It is clear meeting the net-zero challenge will require extensive financial support from government for innovation if it is not to lose its international competitiveness. Quite a lot of the hydrogen that industry uses will probably come over distribution networks, the spokesman said. The advantage of hydrogen is that it can be introduced in small to large quantities into the burners and it is unlikely to radically change the process or kiln design.
Disadvantages relative to methane are that it produces a lot more moisture on combustion, although the impact on the fired goods or the structure and linings of the kilns has not been fully assessed. It also burns with a hotter flame than methane, creating harmful nitrous oxide (NOx) emissions. And hydrogen can also make the steel pipes that carry it brittle.
Japanese car manufacturer Toyota has however developed the world’s first, general purpose hydrogen burner for industrial use that slows down combustion and reduces the level of NOx emissions. This might have broader applications, he said.
The risk is that in pursuing these different routes to net-zero carbon, Europe simply offshores its industry to jurisdictions that are not pursuing net-zero carbon goals. Bricks and clay rooftiles are coming now from China and the Indian subcontinent, partly owing to the higher costs of production in the UK, and carbon prices.

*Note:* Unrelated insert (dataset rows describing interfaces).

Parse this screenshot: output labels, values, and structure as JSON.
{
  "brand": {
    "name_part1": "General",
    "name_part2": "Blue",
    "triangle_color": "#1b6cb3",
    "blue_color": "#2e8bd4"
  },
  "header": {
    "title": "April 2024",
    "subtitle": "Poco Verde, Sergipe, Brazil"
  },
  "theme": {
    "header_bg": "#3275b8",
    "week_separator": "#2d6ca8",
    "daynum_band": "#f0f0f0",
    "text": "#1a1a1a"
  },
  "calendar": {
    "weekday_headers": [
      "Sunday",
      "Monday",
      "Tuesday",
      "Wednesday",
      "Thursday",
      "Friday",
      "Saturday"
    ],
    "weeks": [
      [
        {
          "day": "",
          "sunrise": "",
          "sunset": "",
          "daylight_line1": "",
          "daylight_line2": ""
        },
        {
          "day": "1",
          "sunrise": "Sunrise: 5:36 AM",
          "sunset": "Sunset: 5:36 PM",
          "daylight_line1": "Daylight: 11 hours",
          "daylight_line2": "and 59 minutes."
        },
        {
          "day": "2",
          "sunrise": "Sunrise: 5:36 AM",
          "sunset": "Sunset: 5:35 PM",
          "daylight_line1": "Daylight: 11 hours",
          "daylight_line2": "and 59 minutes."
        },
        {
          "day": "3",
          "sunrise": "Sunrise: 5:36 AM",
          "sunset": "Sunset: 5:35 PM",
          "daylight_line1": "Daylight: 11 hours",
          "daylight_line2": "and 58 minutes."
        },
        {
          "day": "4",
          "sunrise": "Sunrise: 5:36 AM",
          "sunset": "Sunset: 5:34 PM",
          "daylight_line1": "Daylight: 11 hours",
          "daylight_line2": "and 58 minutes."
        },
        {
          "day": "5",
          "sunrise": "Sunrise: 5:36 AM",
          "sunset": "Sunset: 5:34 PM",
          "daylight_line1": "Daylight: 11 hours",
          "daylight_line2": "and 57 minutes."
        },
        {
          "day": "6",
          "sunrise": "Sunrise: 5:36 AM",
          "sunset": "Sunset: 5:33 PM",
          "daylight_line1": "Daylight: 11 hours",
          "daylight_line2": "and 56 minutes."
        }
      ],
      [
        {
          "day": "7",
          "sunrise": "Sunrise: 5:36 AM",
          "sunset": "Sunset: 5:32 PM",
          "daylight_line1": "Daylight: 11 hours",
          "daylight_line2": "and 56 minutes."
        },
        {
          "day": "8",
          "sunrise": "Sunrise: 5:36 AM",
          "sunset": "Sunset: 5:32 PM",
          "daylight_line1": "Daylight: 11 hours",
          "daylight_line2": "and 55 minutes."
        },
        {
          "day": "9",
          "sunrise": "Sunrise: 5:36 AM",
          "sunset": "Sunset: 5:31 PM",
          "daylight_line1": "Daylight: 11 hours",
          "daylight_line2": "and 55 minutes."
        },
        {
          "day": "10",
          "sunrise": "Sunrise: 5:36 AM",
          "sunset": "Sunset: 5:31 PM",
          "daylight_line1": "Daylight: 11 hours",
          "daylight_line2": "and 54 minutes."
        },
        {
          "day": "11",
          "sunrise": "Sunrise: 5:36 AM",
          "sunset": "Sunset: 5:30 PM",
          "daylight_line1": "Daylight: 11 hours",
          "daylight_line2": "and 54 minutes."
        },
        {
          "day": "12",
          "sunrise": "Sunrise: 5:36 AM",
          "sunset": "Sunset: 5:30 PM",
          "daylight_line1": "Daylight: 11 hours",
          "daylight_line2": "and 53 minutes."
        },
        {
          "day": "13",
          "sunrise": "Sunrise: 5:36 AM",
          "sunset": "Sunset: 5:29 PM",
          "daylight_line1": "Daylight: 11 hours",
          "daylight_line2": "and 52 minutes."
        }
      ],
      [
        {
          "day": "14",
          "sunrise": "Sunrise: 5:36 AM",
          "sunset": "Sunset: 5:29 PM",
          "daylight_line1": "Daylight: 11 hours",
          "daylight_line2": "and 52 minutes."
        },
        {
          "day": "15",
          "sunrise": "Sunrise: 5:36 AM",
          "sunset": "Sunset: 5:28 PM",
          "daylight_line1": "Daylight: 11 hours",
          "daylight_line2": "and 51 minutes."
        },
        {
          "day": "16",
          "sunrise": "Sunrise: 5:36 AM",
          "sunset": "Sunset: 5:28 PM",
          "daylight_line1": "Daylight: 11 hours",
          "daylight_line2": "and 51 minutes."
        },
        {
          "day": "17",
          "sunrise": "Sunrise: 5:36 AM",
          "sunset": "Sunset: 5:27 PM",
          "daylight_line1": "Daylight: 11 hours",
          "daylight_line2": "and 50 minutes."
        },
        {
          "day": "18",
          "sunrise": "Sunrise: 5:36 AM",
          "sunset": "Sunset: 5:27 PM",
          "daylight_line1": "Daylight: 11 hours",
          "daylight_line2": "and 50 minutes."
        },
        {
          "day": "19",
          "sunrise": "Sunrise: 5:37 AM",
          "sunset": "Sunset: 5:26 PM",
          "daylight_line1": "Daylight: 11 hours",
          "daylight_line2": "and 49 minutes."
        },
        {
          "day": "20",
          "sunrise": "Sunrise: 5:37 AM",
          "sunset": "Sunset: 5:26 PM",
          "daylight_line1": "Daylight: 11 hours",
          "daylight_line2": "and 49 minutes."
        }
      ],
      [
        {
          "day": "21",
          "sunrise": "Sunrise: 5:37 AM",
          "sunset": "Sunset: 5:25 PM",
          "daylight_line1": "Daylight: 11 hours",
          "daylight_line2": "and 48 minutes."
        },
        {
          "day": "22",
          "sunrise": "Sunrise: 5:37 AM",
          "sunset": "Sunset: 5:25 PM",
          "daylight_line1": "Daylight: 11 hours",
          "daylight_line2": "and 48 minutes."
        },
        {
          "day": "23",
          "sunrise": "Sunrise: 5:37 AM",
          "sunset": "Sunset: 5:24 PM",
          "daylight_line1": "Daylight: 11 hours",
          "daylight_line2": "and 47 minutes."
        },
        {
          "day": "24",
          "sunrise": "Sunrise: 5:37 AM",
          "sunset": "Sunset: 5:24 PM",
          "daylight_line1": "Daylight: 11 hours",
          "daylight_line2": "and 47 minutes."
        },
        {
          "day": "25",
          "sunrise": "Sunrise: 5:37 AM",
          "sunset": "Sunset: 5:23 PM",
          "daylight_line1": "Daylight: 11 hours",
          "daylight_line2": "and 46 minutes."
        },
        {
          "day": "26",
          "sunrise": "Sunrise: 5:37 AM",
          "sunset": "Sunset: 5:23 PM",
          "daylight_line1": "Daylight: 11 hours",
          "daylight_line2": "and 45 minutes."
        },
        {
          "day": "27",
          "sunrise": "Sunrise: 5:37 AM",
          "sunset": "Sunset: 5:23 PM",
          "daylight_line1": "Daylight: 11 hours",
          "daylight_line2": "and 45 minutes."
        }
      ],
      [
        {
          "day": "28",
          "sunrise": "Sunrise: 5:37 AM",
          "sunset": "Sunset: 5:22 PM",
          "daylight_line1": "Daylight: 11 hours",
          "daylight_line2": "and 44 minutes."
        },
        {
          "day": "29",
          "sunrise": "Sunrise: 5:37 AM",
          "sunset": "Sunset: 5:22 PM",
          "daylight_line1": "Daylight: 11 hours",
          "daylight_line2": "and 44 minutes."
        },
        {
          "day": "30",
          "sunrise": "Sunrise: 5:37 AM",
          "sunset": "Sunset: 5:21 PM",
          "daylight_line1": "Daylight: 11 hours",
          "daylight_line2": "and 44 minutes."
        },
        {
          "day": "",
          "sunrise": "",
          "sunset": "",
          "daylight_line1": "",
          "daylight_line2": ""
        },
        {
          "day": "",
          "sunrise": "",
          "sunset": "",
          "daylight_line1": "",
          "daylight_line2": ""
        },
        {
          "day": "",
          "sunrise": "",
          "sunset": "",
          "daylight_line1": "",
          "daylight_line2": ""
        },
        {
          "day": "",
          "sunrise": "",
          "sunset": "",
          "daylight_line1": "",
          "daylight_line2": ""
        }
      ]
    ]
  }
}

A carbon tax on imports at the EU border may sound attractive but there are hidden drawbacks such as complexity, the spokesman warned. Wall and floor tiles resist a one-size-fits-all approach, for example, as different formulations are fired at different temperatures and durations depending on whether they are for indoor or outside use. This gives very different carbon intensities.